Even to video game veterans like Gittens and Whitaker, virtual reality is a completely new and palpable medium to learn to navigate — and it's emotional. VR is now mostly inundated with early adopters, but could soon be flooded with many more users who'd have a new harassment tool at their literal fingertips.
I spoke to AltspaceVR, a pioneer in the social VR space, regarding some of its users coming out with tales of harassment in the space, as Fusion recently reported.
Defamation, harassment, intolerance, cyberbullying and lewd or unwanted advances go against AltspaceVR community standards, resulting in the suspension or termination of a user account — but the team agrees that new features will need to be persistently considered.
"I think we've done more than anybody in this space by making interacting with people you don't know in virtual spaces safe and comfortable," CEO Eric Romo said in a phone call. "That being said, this is a brand-new medium. We agree that our existing feature set needs to be constantly reevaluated. To make it a safer and safer space."
For men, empathy matters
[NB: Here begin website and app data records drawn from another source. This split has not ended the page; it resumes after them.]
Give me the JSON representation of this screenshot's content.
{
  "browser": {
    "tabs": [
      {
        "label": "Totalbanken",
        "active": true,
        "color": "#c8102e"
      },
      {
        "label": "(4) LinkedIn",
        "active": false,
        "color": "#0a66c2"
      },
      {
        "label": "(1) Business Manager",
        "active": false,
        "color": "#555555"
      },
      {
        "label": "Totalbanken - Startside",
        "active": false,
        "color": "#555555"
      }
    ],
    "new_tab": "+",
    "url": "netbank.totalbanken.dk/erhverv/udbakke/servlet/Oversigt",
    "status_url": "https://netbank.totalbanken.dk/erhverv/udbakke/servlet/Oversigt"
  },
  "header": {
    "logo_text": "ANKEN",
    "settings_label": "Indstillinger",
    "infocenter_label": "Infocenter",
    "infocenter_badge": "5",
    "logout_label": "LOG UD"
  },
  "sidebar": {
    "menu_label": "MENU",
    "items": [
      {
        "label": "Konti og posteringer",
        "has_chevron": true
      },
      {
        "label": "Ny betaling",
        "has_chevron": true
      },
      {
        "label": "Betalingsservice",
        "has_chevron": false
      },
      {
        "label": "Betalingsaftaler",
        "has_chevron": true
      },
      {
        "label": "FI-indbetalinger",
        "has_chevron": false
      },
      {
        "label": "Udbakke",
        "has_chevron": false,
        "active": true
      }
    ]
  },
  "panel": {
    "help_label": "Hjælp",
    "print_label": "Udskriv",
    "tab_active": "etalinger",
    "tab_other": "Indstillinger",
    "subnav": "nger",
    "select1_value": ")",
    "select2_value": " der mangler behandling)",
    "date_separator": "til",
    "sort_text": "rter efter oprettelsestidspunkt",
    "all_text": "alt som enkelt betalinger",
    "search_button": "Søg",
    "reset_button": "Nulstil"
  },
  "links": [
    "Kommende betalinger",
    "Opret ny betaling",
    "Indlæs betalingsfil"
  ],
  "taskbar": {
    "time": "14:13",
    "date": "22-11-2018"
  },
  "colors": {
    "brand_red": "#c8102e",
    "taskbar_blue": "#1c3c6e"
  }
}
The developers, researchers and gamers I spoke with all had mostly positive things to say about virtual reality. They talked about the excitement of being able to wave at, hug and high-five the other users. Romo also discussed the "positive uplifting feeling" of a closeness you feel in virtual reality that is unlike any other digital medium.
Perhaps this feeling of togetherness can translate into a more positive experience. Maybe the first step is empathy — the recognition that the avatar next to you is also human. What may feel like a joke to someone in their living room might feel like an unwanted sexual interaction for the receiving end hundreds of miles away.
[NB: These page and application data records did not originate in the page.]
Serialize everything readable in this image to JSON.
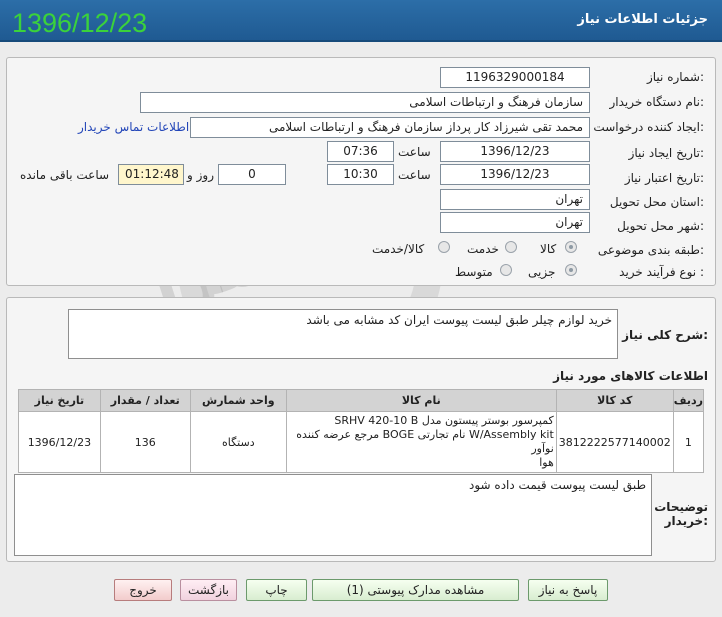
{
  "header": {
    "title": "جزئیات اطلاعات نیاز",
    "date_stamp": "1396/12/23"
  },
  "form": {
    "need_number_label": "شماره نیاز:",
    "need_number": "1196329000184",
    "buyer_org_label": "نام دستگاه خریدار:",
    "buyer_org": "سازمان فرهنگ و ارتباطات اسلامی",
    "creator_label": "ایجاد کننده درخواست:",
    "creator": "محمد تقی شیرزاد کار پرداز  سازمان فرهنگ و ارتباطات اسلامی",
    "contact_link": "اطلاعات تماس خریدار",
    "created_date_label": "تاریخ ایجاد نیاز:",
    "created_date": "1396/12/23",
    "time_label": "ساعت",
    "created_time": "07:36",
    "validity_label": "تاریخ اعتبار نیاز:",
    "validity_date": "1396/12/23",
    "validity_time": "10:30",
    "days_value": "0",
    "days_label": "روز و",
    "remaining_time": "01:12:48",
    "remaining_label": "ساعت باقی مانده",
    "province_label": "استان محل تحویل:",
    "province": "تهران",
    "city_label": "شهر محل تحویل:",
    "city": "تهران",
    "category_label": "طبقه بندی موضوعی:",
    "category_options": [
      "کالا",
      "خدمت",
      "کالا/خدمت"
    ],
    "process_label": "نوع فرآیند خرید :",
    "process_options": [
      "جزیی",
      "متوسط"
    ]
  },
  "summary": {
    "label": "شرح کلی نیاز:",
    "text": "خرید لوازم چیلر طبق لیست پیوست    ایران کد مشابه می باشد"
  },
  "items": {
    "title": "اطلاعات کالاهای مورد نیاز",
    "columns": [
      "ردیف",
      "کد کالا",
      "نام کالا",
      "واحد شمارش",
      "تعداد / مقدار",
      "تاریخ نیاز"
    ],
    "rows": [
      {
        "row": "1",
        "code": "3812222577140002",
        "name_line1": "کمپرسور بوستر پیستون مدل SRHV 420-10 B",
        "name_line2": "W/Assembly kit نام تجارتی BOGE مرجع عرضه کننده نوآور",
        "name_line3": "هوا",
        "unit": "دستگاه",
        "qty": "136",
        "date": "1396/12/23"
      }
    ]
  },
  "buyer_notes": {
    "label_line1": "توضیحات",
    "label_line2": "خریدار:",
    "text": "طبق لیست پیوست قیمت داده شود"
  },
  "buttons": {
    "reply": "پاسخ به نیاز",
    "attachments": "مشاهده مدارک پیوستی (1)",
    "print": "چاپ",
    "back": "بازگشت",
    "exit": "خروج"
  }
}
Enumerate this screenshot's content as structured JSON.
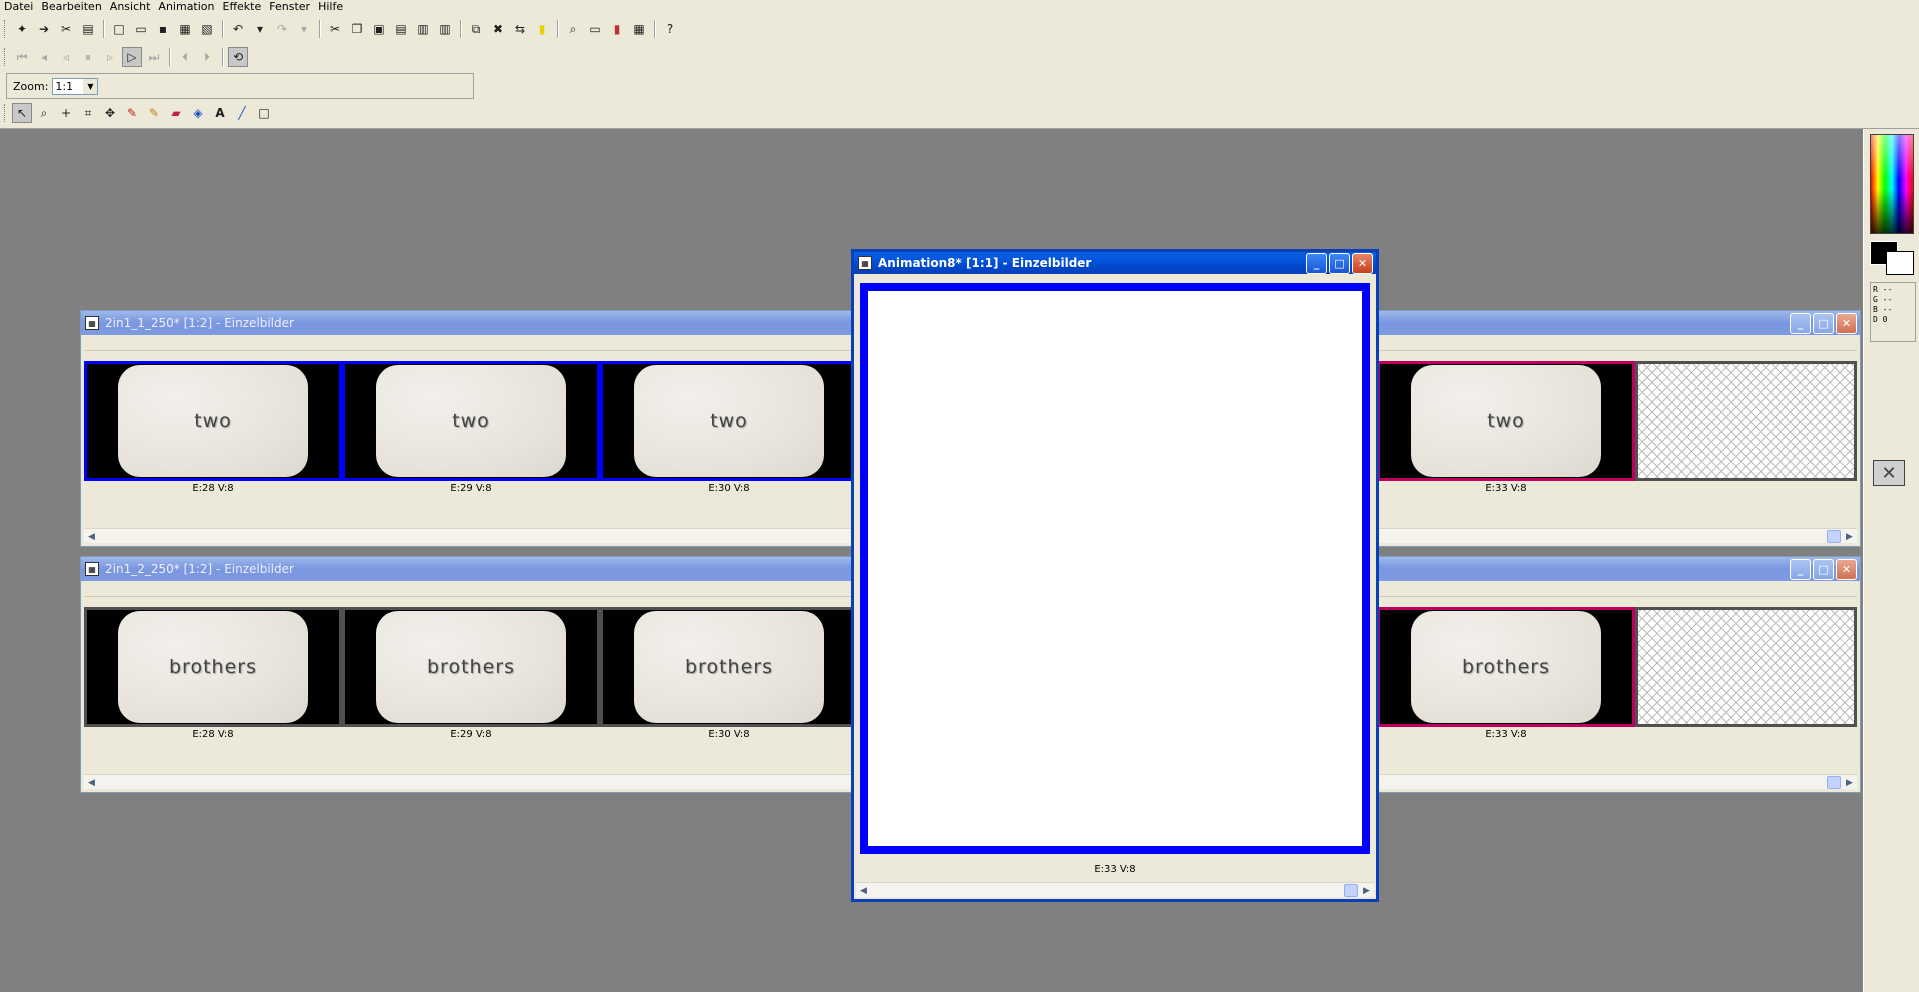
{
  "menu": [
    "Datei",
    "Bearbeiten",
    "Ansicht",
    "Animation",
    "Effekte",
    "Fenster",
    "Hilfe"
  ],
  "toolbar": {
    "zoom_label": "Zoom:",
    "zoom_value": "1:1"
  },
  "palette": {
    "rgb_lines": [
      "R --",
      "G --",
      "B --",
      "D 0"
    ]
  },
  "windows": {
    "strip1": {
      "title": "2in1_1_250* [1:2] - Einzelbilder",
      "frames": [
        {
          "text": "two",
          "label": "E:28  V:8"
        },
        {
          "text": "two",
          "label": "E:29  V:8"
        },
        {
          "text": "two",
          "label": "E:30  V:8"
        },
        {
          "text": "two",
          "label": "E:33  V:8"
        }
      ]
    },
    "strip2": {
      "title": "2in1_2_250* [1:2] - Einzelbilder",
      "frames": [
        {
          "text": "brothers",
          "label": "E:28  V:8"
        },
        {
          "text": "brothers",
          "label": "E:29  V:8"
        },
        {
          "text": "brothers",
          "label": "E:30  V:8"
        },
        {
          "text": "brothers",
          "label": "E:33  V:8"
        }
      ]
    },
    "animation": {
      "title": "Animation8* [1:1] - Einzelbilder",
      "label": "E:33  V:8"
    }
  },
  "colors": {
    "frame_border_selected": "#0000ff",
    "frame_border_current": "#c00060",
    "workspace": "#808080"
  }
}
I messaged Jed Whitaker on Twitter about his humping incident on YouTube. After rewatching it, he told me, "I can see how that could be seen as harassment, and in hindsight it wasn't the best action for me to take, be it with them hearing me or not."
He added, "I'm outspoken for feminism, safe [spaces] and LGBTQIA rights and disappointed that this happened."
Whitaker has, in fact, been outspoken about the need to curb harassment in gaming. "We need safe spaces, not just from hateful messages, but emotes and assholes humping your corpse," he wrote in Destructoid in December 2015.
There's no such thing as a public digital space void of online abuse. Where there is internet, there will be trolls. But as more and more users flood this new, visceral medium, they need to know what's acceptable and what's harassment.
As Whitaker himself tweeted, "Developers really do need to consider the safety of users with options to prevent harassment."